Okay, so promise not to laugh. I am by far no model or fashion blogger. My sister (Hi Dana!) was taking pictures for me and it was pretty comical. We were pretty much laughing the whole time. The first couple I looked like a robot. I didn’t know how to stand. We kept debating the hand on hip vs. not. Oh fashion bloggers, how do you do it?
Stitch Fix review via RDelicious Kitchen @rdkitchenDress: THML Luceea Dress $68.00
Verdict: Keep! I really like this dress and it isn’t something I wouldn’t seek out for myself regularly. It was very comfortable and can be dressed up or dressed down with the right kind of accessories.

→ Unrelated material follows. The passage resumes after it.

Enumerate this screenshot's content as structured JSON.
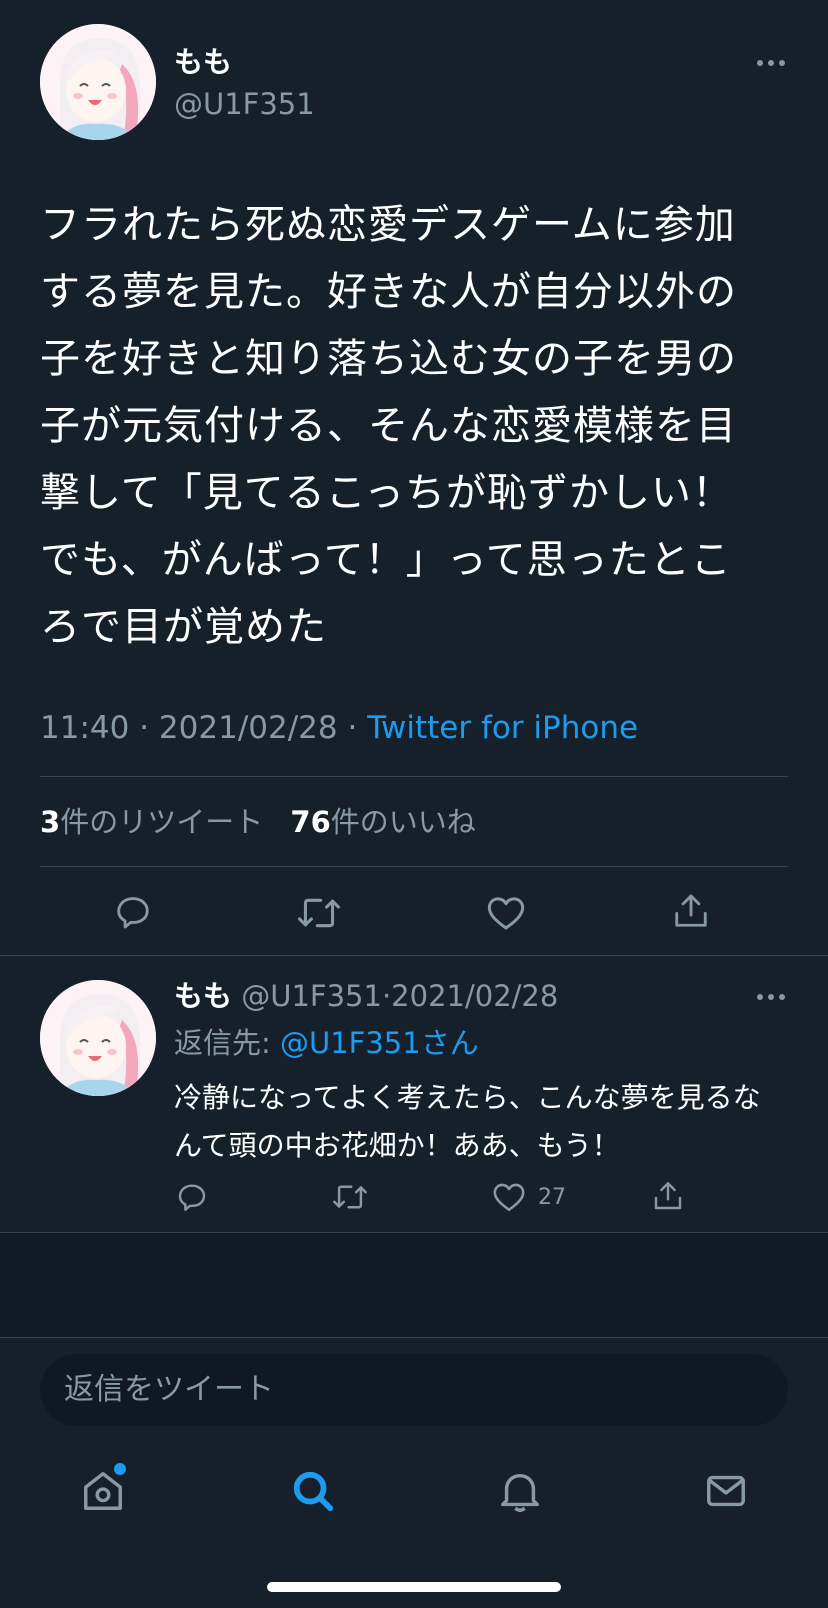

Stitch Fix review via RDelicious Kitchen @rdkitchenTop: Collective Concepts Zariah Hi-Lo Blouse $58.00
Verdict: Return. I liked the pattern on it, but it just didn’t fit right on my body. On the hanger it looked cute and flow-y, but it was a little tight on the chest and made me look boxy from the side.
Pants: Mavi Frieda Skinny Jeans $98.00

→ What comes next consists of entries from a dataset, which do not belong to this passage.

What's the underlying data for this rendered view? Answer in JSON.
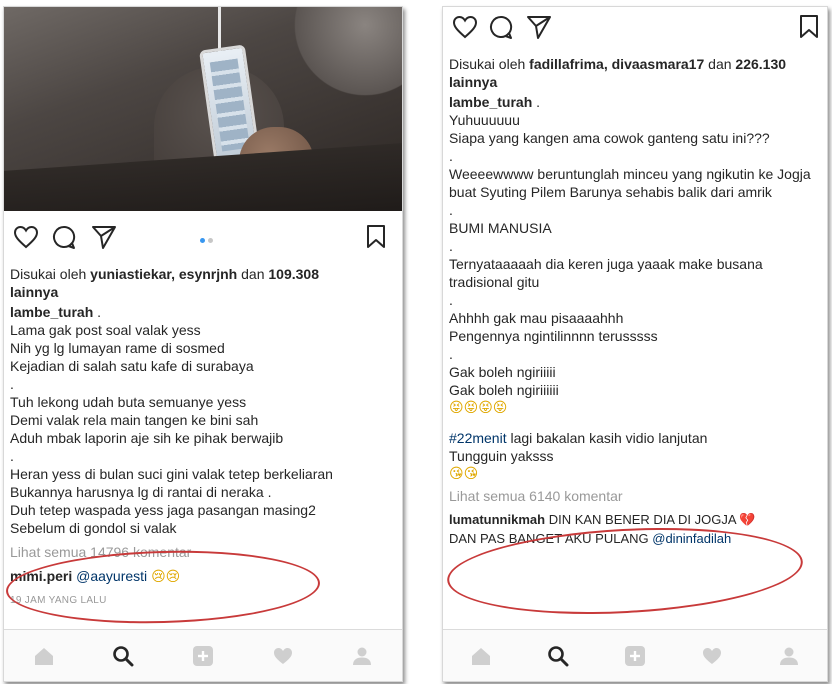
{
  "left_post": {
    "likes_prefix": "Disukai oleh ",
    "likes_names": "yuniastiekar, esynrjnh",
    "likes_and": " dan ",
    "likes_count": "109.308",
    "likes_suffix": "lainnya",
    "username": "lambe_turah",
    "username_dot": " .",
    "caption": [
      "Lama gak post soal valak yess",
      "Nih yg lg lumayan rame di sosmed",
      "Kejadian di salah satu kafe di surabaya",
      ".",
      "Tuh lekong udah buta semuanye yess",
      "Demi valak rela main tangen ke bini sah",
      "Aduh mbak laporin aje sih ke pihak berwajib",
      ".",
      "Heran yess di bulan suci gini valak tetep berkeliaran",
      "Bukannya harusnya lg di rantai di neraka .",
      "Duh tetep waspada yess jaga pasangan masing2",
      "Sebelum di gondol si valak"
    ],
    "view_all": "Lihat semua 14796 komentar",
    "comment_user": "mimi.peri",
    "comment_mention": "@aayuresti",
    "comment_emoji": "😢😢",
    "timestamp": "19 JAM YANG LALU"
  },
  "right_post": {
    "likes_prefix": "Disukai oleh ",
    "likes_names": "fadillafrima, divaasmara17",
    "likes_and": " dan ",
    "likes_count": "226.130",
    "likes_suffix": "lainnya",
    "username": "lambe_turah",
    "username_dot": " .",
    "caption": [
      "Yuhuuuuuu",
      "Siapa yang kangen ama cowok ganteng satu ini???",
      ".",
      "Weeeewwww beruntunglah minceu yang ngikutin ke Jogja buat Syuting Pilem Barunya sehabis balik dari amrik",
      ".",
      "BUMI MANUSIA",
      ".",
      "Ternyataaaaah dia keren juga yaaak make busana tradisional gitu",
      ".",
      "Ahhhh gak mau pisaaaahhh",
      "Pengennya ngintilinnnn terusssss",
      ".",
      "Gak boleh ngiriiiii",
      "Gak boleh ngiriiiiii",
      "😝😝😝😝"
    ],
    "hashtag": "#22menit",
    "hashtag_rest": " lagi bakalan kasih vidio lanjutan",
    "tail_line": "Tungguin yaksss",
    "tail_emoji": "😘😘",
    "view_all": "Lihat semua 6140 komentar",
    "comment_user": "lumatunnikmah",
    "comment_text": " DIN KAN BENER DIA DI JOGJA ",
    "comment_emoji": "💔",
    "comment_text2": "DAN PAS BANGET AKU PULANG ",
    "comment_mention": "@dininfadilah"
  },
  "icons": {
    "like": "heart-outline-icon",
    "comment": "comment-bubble-icon",
    "share": "paper-plane-icon",
    "save": "bookmark-icon",
    "nav": [
      "home-icon",
      "search-icon",
      "add-post-icon",
      "activity-heart-icon",
      "profile-icon"
    ]
  },
  "colors": {
    "annotation": "#c83a3a",
    "dot_active": "#3897f0",
    "link": "#003569",
    "muted": "#999999"
  }
}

Verdict: Return. These were very comfortable and fit well, but they were a little too high for my budget and I just bought a pair of dark wash jeans recently. I was pleasantly surprised that I didn’t struggle with the “back gap” (you know when you have that awkward gap right above your butt in pants) and the length wasn’t past my feet. #shortpeopleprobs
Stitch Fix review via RDelicious Kitchen @rdkitchenNecklace: Romolo Montana Metal Sunburst Necklace $34.00
Verdict: Return. I like these larger statement necklaces, but I have a very similar necklace.
Stitch Fix review via RDelicious Kitchen @rdkitchen
Top: Kensie Rebekah Stretch Crepe Blazer $58.00
Verdict: Keep! LOVE this blazer. It is form fitting, with a stretch material which makes it super comfortable. I loved the inside lining with the small polka dots, plus the pop of color which I don’t typically alway gravitate toward when I am shopping, as I more stick to more neutral colors.
 Stitch Fix review via RDelicious Kitchen @rdkitchenIt was a win-win, since I now have a new headshot.
Will I do Stitch Fix again? YES! I am very happy with my purchases. The more fixes you get, the more the stylists get to know you and your preferences, so it’s just going to keep getting better and better! I think Sarah, my stylist, did an awesome job for my first fix. Thank Sarah!
If you want to try Stitch Fix for yourself, please consider signing up with my referral link.  I’ll get a credit toward my next fix (thank you in advance!), and you can start to refer your family & friends to get credits toward your future fixes too!